▸ Aim of the task: Please provide the entries below again, word for word.

Items from an interface collection

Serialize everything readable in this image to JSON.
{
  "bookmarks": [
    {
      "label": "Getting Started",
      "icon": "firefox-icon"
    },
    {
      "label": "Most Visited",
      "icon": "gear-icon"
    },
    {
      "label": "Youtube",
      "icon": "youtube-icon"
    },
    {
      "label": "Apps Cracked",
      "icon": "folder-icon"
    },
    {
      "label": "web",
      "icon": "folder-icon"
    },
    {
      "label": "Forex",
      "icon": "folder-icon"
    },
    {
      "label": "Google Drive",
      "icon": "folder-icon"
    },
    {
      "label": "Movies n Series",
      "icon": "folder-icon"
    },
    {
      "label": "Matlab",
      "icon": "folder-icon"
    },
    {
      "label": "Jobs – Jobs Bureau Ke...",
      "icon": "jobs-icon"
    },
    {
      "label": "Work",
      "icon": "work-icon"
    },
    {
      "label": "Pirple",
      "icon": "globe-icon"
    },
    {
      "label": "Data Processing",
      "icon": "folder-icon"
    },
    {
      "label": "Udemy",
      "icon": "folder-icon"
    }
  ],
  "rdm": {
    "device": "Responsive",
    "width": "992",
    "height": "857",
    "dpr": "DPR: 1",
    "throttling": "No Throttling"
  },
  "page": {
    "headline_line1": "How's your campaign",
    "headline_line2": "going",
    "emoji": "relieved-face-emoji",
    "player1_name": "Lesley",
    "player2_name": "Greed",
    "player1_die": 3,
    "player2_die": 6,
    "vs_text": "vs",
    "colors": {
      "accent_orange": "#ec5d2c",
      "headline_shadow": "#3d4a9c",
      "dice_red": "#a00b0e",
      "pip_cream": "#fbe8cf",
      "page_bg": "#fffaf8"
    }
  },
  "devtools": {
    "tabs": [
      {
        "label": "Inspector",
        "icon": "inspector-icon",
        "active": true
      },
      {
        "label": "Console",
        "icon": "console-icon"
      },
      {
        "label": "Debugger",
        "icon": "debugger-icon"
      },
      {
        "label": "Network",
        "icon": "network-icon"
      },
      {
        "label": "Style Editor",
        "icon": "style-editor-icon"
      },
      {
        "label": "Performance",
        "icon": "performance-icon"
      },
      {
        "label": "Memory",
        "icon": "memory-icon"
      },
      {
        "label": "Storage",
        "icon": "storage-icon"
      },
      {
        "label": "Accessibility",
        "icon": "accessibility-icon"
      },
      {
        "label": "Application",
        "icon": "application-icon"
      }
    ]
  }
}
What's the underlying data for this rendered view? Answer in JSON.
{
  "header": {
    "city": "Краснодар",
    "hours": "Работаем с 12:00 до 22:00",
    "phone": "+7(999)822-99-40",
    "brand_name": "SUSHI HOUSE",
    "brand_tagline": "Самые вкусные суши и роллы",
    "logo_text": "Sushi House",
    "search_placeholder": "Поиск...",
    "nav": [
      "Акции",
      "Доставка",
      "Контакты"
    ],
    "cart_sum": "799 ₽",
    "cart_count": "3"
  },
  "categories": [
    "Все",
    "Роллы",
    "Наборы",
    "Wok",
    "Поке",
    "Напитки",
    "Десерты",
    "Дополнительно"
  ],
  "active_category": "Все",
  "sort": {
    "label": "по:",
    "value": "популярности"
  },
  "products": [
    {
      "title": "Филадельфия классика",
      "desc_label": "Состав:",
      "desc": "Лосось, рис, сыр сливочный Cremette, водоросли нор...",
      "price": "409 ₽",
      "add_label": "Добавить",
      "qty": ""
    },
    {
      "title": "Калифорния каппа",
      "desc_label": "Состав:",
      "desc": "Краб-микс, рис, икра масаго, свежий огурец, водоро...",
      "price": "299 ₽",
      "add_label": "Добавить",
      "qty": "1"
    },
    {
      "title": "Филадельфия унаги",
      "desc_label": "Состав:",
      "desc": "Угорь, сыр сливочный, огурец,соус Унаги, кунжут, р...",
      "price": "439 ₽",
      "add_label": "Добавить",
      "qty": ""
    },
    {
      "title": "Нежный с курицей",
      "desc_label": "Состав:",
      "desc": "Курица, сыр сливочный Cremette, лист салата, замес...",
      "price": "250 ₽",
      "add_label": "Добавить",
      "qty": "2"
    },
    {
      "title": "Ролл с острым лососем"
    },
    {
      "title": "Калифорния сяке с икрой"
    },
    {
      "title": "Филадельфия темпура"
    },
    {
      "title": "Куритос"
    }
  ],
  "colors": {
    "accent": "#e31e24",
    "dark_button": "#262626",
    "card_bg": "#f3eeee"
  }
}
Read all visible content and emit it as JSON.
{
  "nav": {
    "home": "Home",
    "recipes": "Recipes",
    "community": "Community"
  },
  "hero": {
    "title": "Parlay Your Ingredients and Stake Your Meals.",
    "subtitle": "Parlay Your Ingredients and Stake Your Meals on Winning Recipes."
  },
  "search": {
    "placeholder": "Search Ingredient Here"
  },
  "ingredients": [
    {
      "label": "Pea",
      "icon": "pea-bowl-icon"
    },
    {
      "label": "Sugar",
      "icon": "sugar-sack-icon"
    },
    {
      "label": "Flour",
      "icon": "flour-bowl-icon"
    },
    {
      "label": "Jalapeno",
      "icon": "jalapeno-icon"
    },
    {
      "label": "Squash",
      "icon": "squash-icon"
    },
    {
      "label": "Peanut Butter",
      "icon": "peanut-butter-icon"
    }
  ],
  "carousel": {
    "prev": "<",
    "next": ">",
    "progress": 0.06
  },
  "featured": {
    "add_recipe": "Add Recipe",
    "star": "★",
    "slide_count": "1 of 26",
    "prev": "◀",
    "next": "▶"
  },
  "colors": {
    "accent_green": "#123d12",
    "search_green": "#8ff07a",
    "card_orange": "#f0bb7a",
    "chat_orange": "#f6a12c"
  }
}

▸ Answer space:
Serialize everything readable in this image to JSON.
{
  "bookmarks": [
    {
      "label": "Getting Started",
      "icon": "firefox-icon"
    },
    {
      "label": "Most Visited",
      "icon": "gear-icon"
    },
    {
      "label": "Youtube",
      "icon": "youtube-icon"
    },
    {
      "label": "Apps Cracked",
      "icon": "folder-icon"
    },
    {
      "label": "web",
      "icon": "folder-icon"
    },
    {
      "label": "Forex",
      "icon": "folder-icon"
    },
    {
      "label": "Google Drive",
      "icon": "folder-icon"
    },
    {
      "label": "Movies n Series",
      "icon": "folder-icon"
    },
    {
      "label": "Matlab",
      "icon": "folder-icon"
    },
    {
      "label": "Jobs – Jobs Bureau Ke...",
      "icon": "jobs-icon"
    },
    {
      "label": "Work",
      "icon": "work-icon"
    },
    {
      "label": "Pirple",
      "icon": "globe-icon"
    },
    {
      "label": "Data Processing",
      "icon": "folder-icon"
    },
    {
      "label": "Udemy",
      "icon": "folder-icon"
    }
  ],
  "rdm": {
    "device": "Responsive",
    "width": "992",
    "height": "857",
    "dpr": "DPR: 1",
    "throttling": "No Throttling"
  },
  "page": {
    "headline_line1": "How's your campaign",
    "headline_line2": "going",
    "emoji": "relieved-face-emoji",
    "player1_name": "Lesley",
    "player2_name": "Greed",
    "player1_die": 3,
    "player2_die": 6,
    "vs_text": "vs",
    "colors": {
      "accent_orange": "#ec5d2c",
      "headline_shadow": "#3d4a9c",
      "dice_red": "#a00b0e",
      "pip_cream": "#fbe8cf",
      "page_bg": "#fffaf8"
    }
  },
  "devtools": {
    "tabs": [
      {
        "label": "Inspector",
        "icon": "inspector-icon",
        "active": true
      },
      {
        "label": "Console",
        "icon": "console-icon"
      },
      {
        "label": "Debugger",
        "icon": "debugger-icon"
      },
      {
        "label": "Network",
        "icon": "network-icon"
      },
      {
        "label": "Style Editor",
        "icon": "style-editor-icon"
      },
      {
        "label": "Performance",
        "icon": "performance-icon"
      },
      {
        "label": "Memory",
        "icon": "memory-icon"
      },
      {
        "label": "Storage",
        "icon": "storage-icon"
      },
      {
        "label": "Accessibility",
        "icon": "accessibility-icon"
      },
      {
        "label": "Application",
        "icon": "application-icon"
      }
    ]
  }
}
What's the underlying data for this rendered view? Answer in JSON.
{
  "header": {
    "city": "Краснодар",
    "hours": "Работаем с 12:00 до 22:00",
    "phone": "+7(999)822-99-40",
    "brand_name": "SUSHI HOUSE",
    "brand_tagline": "Самые вкусные суши и роллы",
    "logo_text": "Sushi House",
    "search_placeholder": "Поиск...",
    "nav": [
      "Акции",
      "Доставка",
      "Контакты"
    ],
    "cart_sum": "799 ₽",
    "cart_count": "3"
  },
  "categories": [
    "Все",
    "Роллы",
    "Наборы",
    "Wok",
    "Поке",
    "Напитки",
    "Десерты",
    "Дополнительно"
  ],
  "active_category": "Все",
  "sort": {
    "label": "по:",
    "value": "популярности"
  },
  "products": [
    {
      "title": "Филадельфия классика",
      "desc_label": "Состав:",
      "desc": "Лосось, рис, сыр сливочный Cremette, водоросли нор...",
      "price": "409 ₽",
      "add_label": "Добавить",
      "qty": ""
    },
    {
      "title": "Калифорния каппа",
      "desc_label": "Состав:",
      "desc": "Краб-микс, рис, икра масаго, свежий огурец, водоро...",
      "price": "299 ₽",
      "add_label": "Добавить",
      "qty": "1"
    },
    {
      "title": "Филадельфия унаги",
      "desc_label": "Состав:",
      "desc": "Угорь, сыр сливочный, огурец,соус Унаги, кунжут, р...",
      "price": "439 ₽",
      "add_label": "Добавить",
      "qty": ""
    },
    {
      "title": "Нежный с курицей",
      "desc_label": "Состав:",
      "desc": "Курица, сыр сливочный Cremette, лист салата, замес...",
      "price": "250 ₽",
      "add_label": "Добавить",
      "qty": "2"
    },
    {
      "title": "Ролл с острым лососем"
    },
    {
      "title": "Калифорния сяке с икрой"
    },
    {
      "title": "Филадельфия темпура"
    },
    {
      "title": "Куритос"
    }
  ],
  "colors": {
    "accent": "#e31e24",
    "dark_button": "#262626",
    "card_bg": "#f3eeee"
  }
}
Read all visible content and emit it as JSON.
{
  "nav": {
    "home": "Home",
    "recipes": "Recipes",
    "community": "Community"
  },
  "hero": {
    "title": "Parlay Your Ingredients and Stake Your Meals.",
    "subtitle": "Parlay Your Ingredients and Stake Your Meals on Winning Recipes."
  },
  "search": {
    "placeholder": "Search Ingredient Here"
  },
  "ingredients": [
    {
      "label": "Pea",
      "icon": "pea-bowl-icon"
    },
    {
      "label": "Sugar",
      "icon": "sugar-sack-icon"
    },
    {
      "label": "Flour",
      "icon": "flour-bowl-icon"
    },
    {
      "label": "Jalapeno",
      "icon": "jalapeno-icon"
    },
    {
      "label": "Squash",
      "icon": "squash-icon"
    },
    {
      "label": "Peanut Butter",
      "icon": "peanut-butter-icon"
    }
  ],
  "carousel": {
    "prev": "<",
    "next": ">",
    "progress": 0.06
  },
  "featured": {
    "add_recipe": "Add Recipe",
    "star": "★",
    "slide_count": "1 of 26",
    "prev": "◀",
    "next": "▶"
  },
  "colors": {
    "accent_green": "#123d12",
    "search_green": "#8ff07a",
    "card_orange": "#f0bb7a",
    "chat_orange": "#f6a12c"
  }
}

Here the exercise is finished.